Don/Gen
Jan: The guild has over 300 members, IIRC. Some attend all/most meetings, some attend some, some attend none. So, the answer to your question: yes, a person could join but not be active. This challenge, btw, is NOT a show. The finished projects will be displayed at both chapter meetings in September. Only PPQG (guild) members at the meeting will vote, one vote per member. We do not have judges. Prizes are not huge FYI: this year the theme is: "PPQG Celebrates Virginia: 1607-2007" in honor of the birthday celebration that will commence in October. PAT in VA/USA
Reply to
Pat in Virginia
Our guild has a member who is a nationally recognized quilter. She is a member for the workshops we hold. (I know because she told me) She does not participate in the guild, except to attend workshops and classes we offer (at a pittance!). As far as I can tell, she has not held office or served on a committee. She's a Taker, not a Giver. What can we do? Nothing, I guess. Knowing this side of her did really change how I felt about her as a quilt artist, tho.
Reply to
frood
this one for me is a work of art but not a quilt.
a quilt is a piece of sewn together fabric (PP, pieced, appliqué) layered with batting and a backing - a whole cloth as was traditionally made by the welsh is also a quilt - made to show off the skill of the needlewoman and it still does today! :-)
the quilt is certainly not one a person would even consider using on a bid if it had been made the right size for a bed - a WH could, if it had been made larger, be used on a bed and so is still a quilt for me.
there are days when stuff I make for my personal satisfaction are on the edge of art - certainly not a quilt one would consider for usage on a bed and that's ok I do them for fun - to stretch the word quilt to the edge of quiltiness and sometimes beyond and then I wander off an design a more traditional pattern :-)

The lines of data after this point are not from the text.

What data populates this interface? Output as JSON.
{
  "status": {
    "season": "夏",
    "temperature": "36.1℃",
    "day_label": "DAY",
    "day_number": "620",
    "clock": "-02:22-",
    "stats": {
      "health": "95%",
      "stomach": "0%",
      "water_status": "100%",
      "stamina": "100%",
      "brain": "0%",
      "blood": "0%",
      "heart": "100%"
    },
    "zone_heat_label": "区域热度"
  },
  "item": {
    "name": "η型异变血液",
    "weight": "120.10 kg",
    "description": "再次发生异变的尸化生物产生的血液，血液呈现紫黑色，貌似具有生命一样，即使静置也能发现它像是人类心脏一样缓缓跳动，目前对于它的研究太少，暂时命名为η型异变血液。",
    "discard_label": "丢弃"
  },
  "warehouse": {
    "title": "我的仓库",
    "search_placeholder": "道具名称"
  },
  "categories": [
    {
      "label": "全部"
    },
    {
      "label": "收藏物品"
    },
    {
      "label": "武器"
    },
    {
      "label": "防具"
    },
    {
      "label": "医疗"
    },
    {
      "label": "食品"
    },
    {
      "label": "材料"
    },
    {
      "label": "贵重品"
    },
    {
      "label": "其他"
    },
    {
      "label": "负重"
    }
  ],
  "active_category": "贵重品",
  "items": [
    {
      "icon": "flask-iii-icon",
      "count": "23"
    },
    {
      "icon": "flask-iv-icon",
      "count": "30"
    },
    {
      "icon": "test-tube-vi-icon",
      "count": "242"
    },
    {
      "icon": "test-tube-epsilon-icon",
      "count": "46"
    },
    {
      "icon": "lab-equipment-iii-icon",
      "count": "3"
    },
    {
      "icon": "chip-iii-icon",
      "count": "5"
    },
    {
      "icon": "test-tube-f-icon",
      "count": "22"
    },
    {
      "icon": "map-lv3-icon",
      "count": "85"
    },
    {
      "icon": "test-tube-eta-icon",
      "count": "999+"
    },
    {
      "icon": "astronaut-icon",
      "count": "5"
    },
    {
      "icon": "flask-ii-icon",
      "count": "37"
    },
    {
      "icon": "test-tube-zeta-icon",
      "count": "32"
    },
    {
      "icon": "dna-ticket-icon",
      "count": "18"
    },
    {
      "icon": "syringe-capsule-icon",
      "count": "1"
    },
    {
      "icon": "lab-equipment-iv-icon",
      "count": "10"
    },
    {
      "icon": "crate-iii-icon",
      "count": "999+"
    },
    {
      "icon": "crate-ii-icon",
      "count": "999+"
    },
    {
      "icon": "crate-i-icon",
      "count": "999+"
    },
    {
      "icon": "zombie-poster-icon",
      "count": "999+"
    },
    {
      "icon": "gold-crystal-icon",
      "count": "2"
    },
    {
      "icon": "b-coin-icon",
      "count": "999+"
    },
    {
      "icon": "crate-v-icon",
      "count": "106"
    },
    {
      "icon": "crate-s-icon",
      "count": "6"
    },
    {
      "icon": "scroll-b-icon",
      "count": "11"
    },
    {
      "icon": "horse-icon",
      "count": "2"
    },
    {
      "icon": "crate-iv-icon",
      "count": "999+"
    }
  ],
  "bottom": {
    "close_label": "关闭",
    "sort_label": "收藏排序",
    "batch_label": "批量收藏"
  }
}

Reply to
Jessamy
Hi Sunny! I'm glad you popped in and anyone can always comment on things. No particular skill level required.
I think the reason many long arm quilted quilts win over many home machine quilted quilts is the detail in the quilting. In my guild we have lots of women whose idea of quilted is stitch in the ditch only "so it doesn't take away from the piecing". Stitch in the ditch alone just isn't going to win a ribbon.
There are lots of ribbon winning and published quilters who quilt on home machines and do wonderful work. Don't be discouraged. You can win ribbons. Heck, I do and up against fabulous long arm quilted projects.
Here are a few home machine quilters so you can see the kinds of things they do on regular old sewing machines.
Paula Reid
formatting link
Kathy Sandbach
formatting link
Diane Gaudynski
formatting link
Hari Walner and Harriet Hargrave also do wonderful stuff. I don't find a website for Hari and no pictures on Harriet's website (shame on her!)
Keep quilting! Take machine quilting classes when you can. Enjoy it!
marcella
In article ,
Reply to
Marcella Peek
Pat in Virginia wrote in news:nNcrg.316592$5Z.267811@dukeread02:
Thanks! It sounds wonderful! And like you have a fun, well organized crew! I'm looking forward to the day when I'm not such a valuable commodity around here and I can sneak off and play more ;-)
Reply to
Jan
Wendy: We have members who have not held office or served on a committee. Some have never even done white glove duty. Other people contribute often and generously of their time and talents. To paraphrase an old 80/20 maxim: "80% of the work is done by 20% of the members" Every social or service club is like this. I just try not to let it bug me. I'm cool with my own contributions. PAT in VA/USA
Reply to
Pat in Virginia
Yeah, I know. And the ones who don't help are usually the ones who complain the loudest about how things are done! Harumph. I love my guild, and I want to help out so it continues to be an organization I'm proud to be a part of. (ok, Grammar Police, sorry about that sentence!)
Reply to
frood

Site Timeline Threads

InspirePoint website is not affiliated with any of the manufacturers or service providers discussed here. All logos and trade names are the property of their respective owners.